Work to complete:
Your task is to repeat all of the data exactly while excluding the pictures.

Given records:

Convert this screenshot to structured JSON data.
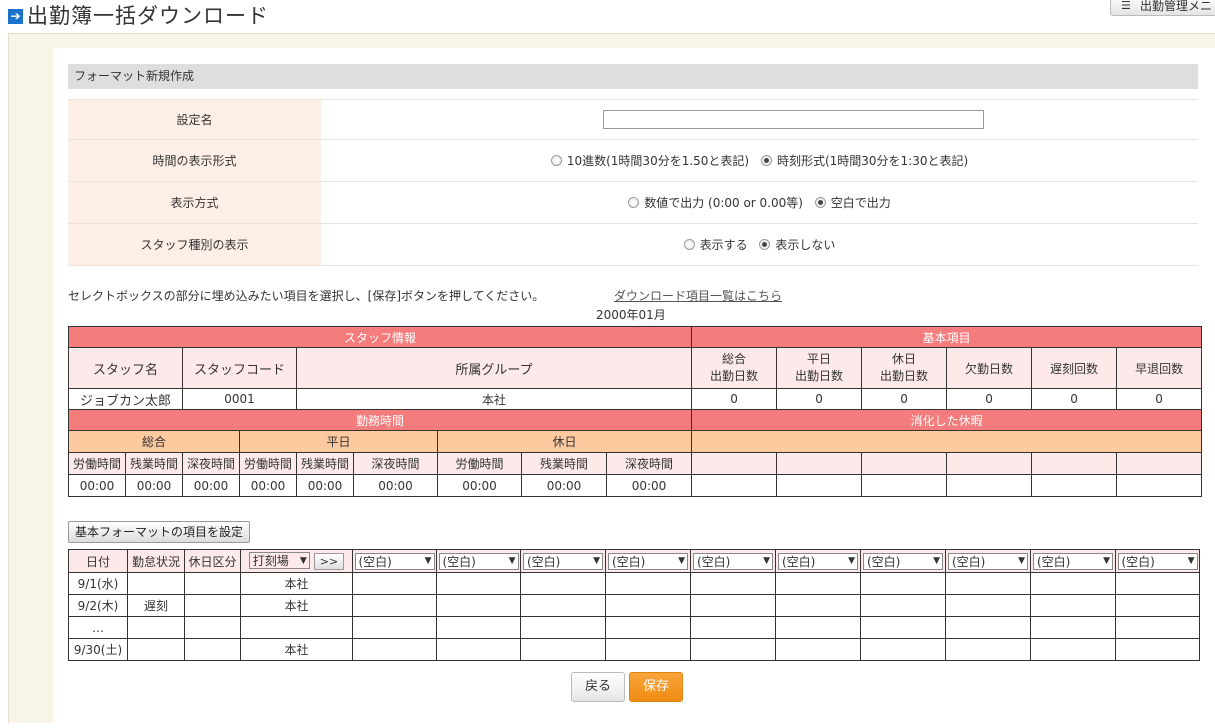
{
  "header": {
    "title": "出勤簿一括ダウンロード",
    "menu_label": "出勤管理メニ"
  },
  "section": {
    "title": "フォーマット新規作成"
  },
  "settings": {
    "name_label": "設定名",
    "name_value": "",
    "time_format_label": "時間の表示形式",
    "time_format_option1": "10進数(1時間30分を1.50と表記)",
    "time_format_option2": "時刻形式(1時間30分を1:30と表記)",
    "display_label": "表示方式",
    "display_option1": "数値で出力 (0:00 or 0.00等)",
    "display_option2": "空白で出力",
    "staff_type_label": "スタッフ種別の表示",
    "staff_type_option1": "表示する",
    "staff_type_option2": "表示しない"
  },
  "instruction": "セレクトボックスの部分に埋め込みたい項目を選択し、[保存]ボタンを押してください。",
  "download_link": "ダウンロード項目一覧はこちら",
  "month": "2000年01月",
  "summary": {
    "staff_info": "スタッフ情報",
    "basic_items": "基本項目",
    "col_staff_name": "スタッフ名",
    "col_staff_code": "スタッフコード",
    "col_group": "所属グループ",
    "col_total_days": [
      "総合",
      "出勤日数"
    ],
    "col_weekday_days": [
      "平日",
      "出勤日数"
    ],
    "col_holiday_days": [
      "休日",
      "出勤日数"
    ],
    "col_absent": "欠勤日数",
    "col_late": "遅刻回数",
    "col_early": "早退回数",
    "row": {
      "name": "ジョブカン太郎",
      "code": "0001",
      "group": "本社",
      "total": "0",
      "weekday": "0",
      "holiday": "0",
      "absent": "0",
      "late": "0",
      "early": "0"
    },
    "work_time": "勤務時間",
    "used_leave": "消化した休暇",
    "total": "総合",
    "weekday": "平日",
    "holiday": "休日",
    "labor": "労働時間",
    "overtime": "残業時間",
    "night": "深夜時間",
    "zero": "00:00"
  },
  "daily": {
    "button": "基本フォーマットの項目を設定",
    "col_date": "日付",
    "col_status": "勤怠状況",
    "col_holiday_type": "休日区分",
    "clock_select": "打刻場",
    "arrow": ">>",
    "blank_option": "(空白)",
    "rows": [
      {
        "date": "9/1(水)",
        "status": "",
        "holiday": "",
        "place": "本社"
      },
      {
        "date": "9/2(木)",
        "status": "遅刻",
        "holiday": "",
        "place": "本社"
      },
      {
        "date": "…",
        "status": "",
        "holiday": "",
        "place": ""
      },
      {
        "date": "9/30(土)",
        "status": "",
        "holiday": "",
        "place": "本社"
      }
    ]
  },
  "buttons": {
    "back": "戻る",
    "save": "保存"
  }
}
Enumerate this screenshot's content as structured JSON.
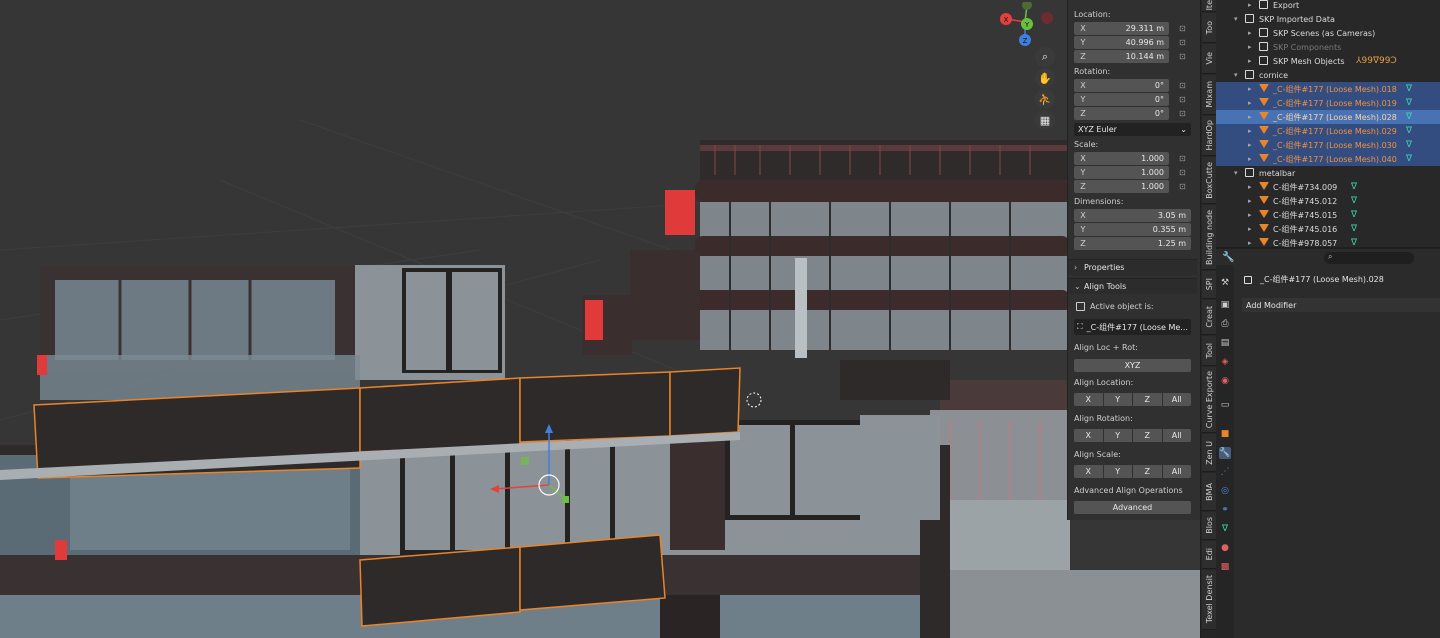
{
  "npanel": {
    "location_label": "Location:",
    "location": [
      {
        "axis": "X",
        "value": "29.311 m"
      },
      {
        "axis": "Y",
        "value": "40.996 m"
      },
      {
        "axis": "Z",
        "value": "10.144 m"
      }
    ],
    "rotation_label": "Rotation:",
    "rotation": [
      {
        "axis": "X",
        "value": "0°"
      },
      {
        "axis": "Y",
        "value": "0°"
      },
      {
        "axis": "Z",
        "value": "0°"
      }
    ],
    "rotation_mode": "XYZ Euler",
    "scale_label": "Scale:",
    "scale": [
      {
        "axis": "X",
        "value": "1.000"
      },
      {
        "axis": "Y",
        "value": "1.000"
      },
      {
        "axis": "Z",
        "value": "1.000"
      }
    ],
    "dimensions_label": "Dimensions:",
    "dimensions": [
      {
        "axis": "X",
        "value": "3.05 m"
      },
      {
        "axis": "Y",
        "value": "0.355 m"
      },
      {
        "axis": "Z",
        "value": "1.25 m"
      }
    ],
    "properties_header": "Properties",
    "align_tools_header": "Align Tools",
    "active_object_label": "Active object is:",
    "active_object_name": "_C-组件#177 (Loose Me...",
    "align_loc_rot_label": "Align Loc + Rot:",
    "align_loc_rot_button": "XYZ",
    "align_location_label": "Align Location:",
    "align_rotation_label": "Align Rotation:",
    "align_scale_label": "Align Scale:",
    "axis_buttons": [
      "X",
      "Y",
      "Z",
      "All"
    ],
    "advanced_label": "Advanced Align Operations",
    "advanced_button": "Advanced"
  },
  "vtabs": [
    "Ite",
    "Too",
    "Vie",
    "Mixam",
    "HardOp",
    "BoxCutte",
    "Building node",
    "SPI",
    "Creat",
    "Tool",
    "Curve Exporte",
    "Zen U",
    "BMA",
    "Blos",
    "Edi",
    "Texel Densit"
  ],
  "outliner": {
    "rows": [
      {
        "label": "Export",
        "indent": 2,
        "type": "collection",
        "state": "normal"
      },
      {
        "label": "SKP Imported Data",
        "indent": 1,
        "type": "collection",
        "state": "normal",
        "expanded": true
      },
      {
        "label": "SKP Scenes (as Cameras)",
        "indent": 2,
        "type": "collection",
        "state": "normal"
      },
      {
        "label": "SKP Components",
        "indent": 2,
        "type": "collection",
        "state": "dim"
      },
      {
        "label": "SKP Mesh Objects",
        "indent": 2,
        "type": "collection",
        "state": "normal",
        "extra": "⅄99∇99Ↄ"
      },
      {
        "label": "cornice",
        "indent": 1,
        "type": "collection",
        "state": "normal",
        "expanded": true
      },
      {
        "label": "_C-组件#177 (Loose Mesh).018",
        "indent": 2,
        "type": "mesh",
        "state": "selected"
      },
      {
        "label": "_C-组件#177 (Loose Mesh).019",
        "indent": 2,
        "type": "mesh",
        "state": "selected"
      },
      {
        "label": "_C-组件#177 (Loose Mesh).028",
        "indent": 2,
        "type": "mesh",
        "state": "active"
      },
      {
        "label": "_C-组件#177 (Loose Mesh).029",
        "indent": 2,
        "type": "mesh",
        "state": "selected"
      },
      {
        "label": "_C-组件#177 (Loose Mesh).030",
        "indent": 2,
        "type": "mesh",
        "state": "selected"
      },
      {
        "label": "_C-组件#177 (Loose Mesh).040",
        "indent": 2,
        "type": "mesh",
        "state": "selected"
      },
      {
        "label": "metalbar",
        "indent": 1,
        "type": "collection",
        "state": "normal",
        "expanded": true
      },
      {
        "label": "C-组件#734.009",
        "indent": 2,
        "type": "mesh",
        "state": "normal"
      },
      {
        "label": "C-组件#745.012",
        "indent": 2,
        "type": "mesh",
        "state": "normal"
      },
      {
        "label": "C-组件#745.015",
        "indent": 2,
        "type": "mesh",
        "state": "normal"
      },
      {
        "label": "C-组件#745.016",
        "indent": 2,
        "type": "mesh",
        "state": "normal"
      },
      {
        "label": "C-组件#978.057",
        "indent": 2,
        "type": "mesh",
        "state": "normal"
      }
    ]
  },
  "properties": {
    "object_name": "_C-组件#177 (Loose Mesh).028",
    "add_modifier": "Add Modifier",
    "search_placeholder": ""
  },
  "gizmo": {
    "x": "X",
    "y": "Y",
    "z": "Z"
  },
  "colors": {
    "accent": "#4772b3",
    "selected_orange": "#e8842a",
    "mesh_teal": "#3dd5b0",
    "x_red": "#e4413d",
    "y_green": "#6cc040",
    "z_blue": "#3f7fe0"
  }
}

Result below:
Convert this screenshot to structured JSON data.
{
  "header": {
    "title": "出勤簿一括ダウンロード",
    "menu_label": "出勤管理メニ"
  },
  "section": {
    "title": "フォーマット新規作成"
  },
  "settings": {
    "name_label": "設定名",
    "name_value": "",
    "time_format_label": "時間の表示形式",
    "time_format_option1": "10進数(1時間30分を1.50と表記)",
    "time_format_option2": "時刻形式(1時間30分を1:30と表記)",
    "display_label": "表示方式",
    "display_option1": "数値で出力 (0:00 or 0.00等)",
    "display_option2": "空白で出力",
    "staff_type_label": "スタッフ種別の表示",
    "staff_type_option1": "表示する",
    "staff_type_option2": "表示しない"
  },
  "instruction": "セレクトボックスの部分に埋め込みたい項目を選択し、[保存]ボタンを押してください。",
  "download_link": "ダウンロード項目一覧はこちら",
  "month": "2000年01月",
  "summary": {
    "staff_info": "スタッフ情報",
    "basic_items": "基本項目",
    "col_staff_name": "スタッフ名",
    "col_staff_code": "スタッフコード",
    "col_group": "所属グループ",
    "col_total_days": [
      "総合",
      "出勤日数"
    ],
    "col_weekday_days": [
      "平日",
      "出勤日数"
    ],
    "col_holiday_days": [
      "休日",
      "出勤日数"
    ],
    "col_absent": "欠勤日数",
    "col_late": "遅刻回数",
    "col_early": "早退回数",
    "row": {
      "name": "ジョブカン太郎",
      "code": "0001",
      "group": "本社",
      "total": "0",
      "weekday": "0",
      "holiday": "0",
      "absent": "0",
      "late": "0",
      "early": "0"
    },
    "work_time": "勤務時間",
    "used_leave": "消化した休暇",
    "total": "総合",
    "weekday": "平日",
    "holiday": "休日",
    "labor": "労働時間",
    "overtime": "残業時間",
    "night": "深夜時間",
    "zero": "00:00"
  },
  "daily": {
    "button": "基本フォーマットの項目を設定",
    "col_date": "日付",
    "col_status": "勤怠状況",
    "col_holiday_type": "休日区分",
    "clock_select": "打刻場",
    "arrow": ">>",
    "blank_option": "(空白)",
    "rows": [
      {
        "date": "9/1(水)",
        "status": "",
        "holiday": "",
        "place": "本社"
      },
      {
        "date": "9/2(木)",
        "status": "遅刻",
        "holiday": "",
        "place": "本社"
      },
      {
        "date": "…",
        "status": "",
        "holiday": "",
        "place": ""
      },
      {
        "date": "9/30(土)",
        "status": "",
        "holiday": "",
        "place": "本社"
      }
    ]
  },
  "buttons": {
    "back": "戻る",
    "save": "保存"
  }
}
Enumerate this screenshot's content as structured JSON.
{
  "npanel": {
    "location_label": "Location:",
    "location": [
      {
        "axis": "X",
        "value": "29.311 m"
      },
      {
        "axis": "Y",
        "value": "40.996 m"
      },
      {
        "axis": "Z",
        "value": "10.144 m"
      }
    ],
    "rotation_label": "Rotation:",
    "rotation": [
      {
        "axis": "X",
        "value": "0°"
      },
      {
        "axis": "Y",
        "value": "0°"
      },
      {
        "axis": "Z",
        "value": "0°"
      }
    ],
    "rotation_mode": "XYZ Euler",
    "scale_label": "Scale:",
    "scale": [
      {
        "axis": "X",
        "value": "1.000"
      },
      {
        "axis": "Y",
        "value": "1.000"
      },
      {
        "axis": "Z",
        "value": "1.000"
      }
    ],
    "dimensions_label": "Dimensions:",
    "dimensions": [
      {
        "axis": "X",
        "value": "3.05 m"
      },
      {
        "axis": "Y",
        "value": "0.355 m"
      },
      {
        "axis": "Z",
        "value": "1.25 m"
      }
    ],
    "properties_header": "Properties",
    "align_tools_header": "Align Tools",
    "active_object_label": "Active object is:",
    "active_object_name": "_C-组件#177 (Loose Me...",
    "align_loc_rot_label": "Align Loc + Rot:",
    "align_loc_rot_button": "XYZ",
    "align_location_label": "Align Location:",
    "align_rotation_label": "Align Rotation:",
    "align_scale_label": "Align Scale:",
    "axis_buttons": [
      "X",
      "Y",
      "Z",
      "All"
    ],
    "advanced_label": "Advanced Align Operations",
    "advanced_button": "Advanced"
  },
  "vtabs": [
    "Ite",
    "Too",
    "Vie",
    "Mixam",
    "HardOp",
    "BoxCutte",
    "Building node",
    "SPI",
    "Creat",
    "Tool",
    "Curve Exporte",
    "Zen U",
    "BMA",
    "Blos",
    "Edi",
    "Texel Densit"
  ],
  "outliner": {
    "rows": [
      {
        "label": "Export",
        "indent": 2,
        "type": "collection",
        "state": "normal"
      },
      {
        "label": "SKP Imported Data",
        "indent": 1,
        "type": "collection",
        "state": "normal",
        "expanded": true
      },
      {
        "label": "SKP Scenes (as Cameras)",
        "indent": 2,
        "type": "collection",
        "state": "normal"
      },
      {
        "label": "SKP Components",
        "indent": 2,
        "type": "collection",
        "state": "dim"
      },
      {
        "label": "SKP Mesh Objects",
        "indent": 2,
        "type": "collection",
        "state": "normal",
        "extra": "⅄99∇99Ↄ"
      },
      {
        "label": "cornice",
        "indent": 1,
        "type": "collection",
        "state": "normal",
        "expanded": true
      },
      {
        "label": "_C-组件#177 (Loose Mesh).018",
        "indent": 2,
        "type": "mesh",
        "state": "selected"
      },
      {
        "label": "_C-组件#177 (Loose Mesh).019",
        "indent": 2,
        "type": "mesh",
        "state": "selected"
      },
      {
        "label": "_C-组件#177 (Loose Mesh).028",
        "indent": 2,
        "type": "mesh",
        "state": "active"
      },
      {
        "label": "_C-组件#177 (Loose Mesh).029",
        "indent": 2,
        "type": "mesh",
        "state": "selected"
      },
      {
        "label": "_C-组件#177 (Loose Mesh).030",
        "indent": 2,
        "type": "mesh",
        "state": "selected"
      },
      {
        "label": "_C-组件#177 (Loose Mesh).040",
        "indent": 2,
        "type": "mesh",
        "state": "selected"
      },
      {
        "label": "metalbar",
        "indent": 1,
        "type": "collection",
        "state": "normal",
        "expanded": true
      },
      {
        "label": "C-组件#734.009",
        "indent": 2,
        "type": "mesh",
        "state": "normal"
      },
      {
        "label": "C-组件#745.012",
        "indent": 2,
        "type": "mesh",
        "state": "normal"
      },
      {
        "label": "C-组件#745.015",
        "indent": 2,
        "type": "mesh",
        "state": "normal"
      },
      {
        "label": "C-组件#745.016",
        "indent": 2,
        "type": "mesh",
        "state": "normal"
      },
      {
        "label": "C-组件#978.057",
        "indent": 2,
        "type": "mesh",
        "state": "normal"
      }
    ]
  },
  "properties": {
    "object_name": "_C-组件#177 (Loose Mesh).028",
    "add_modifier": "Add Modifier",
    "search_placeholder": ""
  },
  "gizmo": {
    "x": "X",
    "y": "Y",
    "z": "Z"
  },
  "colors": {
    "accent": "#4772b3",
    "selected_orange": "#e8842a",
    "mesh_teal": "#3dd5b0",
    "x_red": "#e4413d",
    "y_green": "#6cc040",
    "z_blue": "#3f7fe0"
  }
}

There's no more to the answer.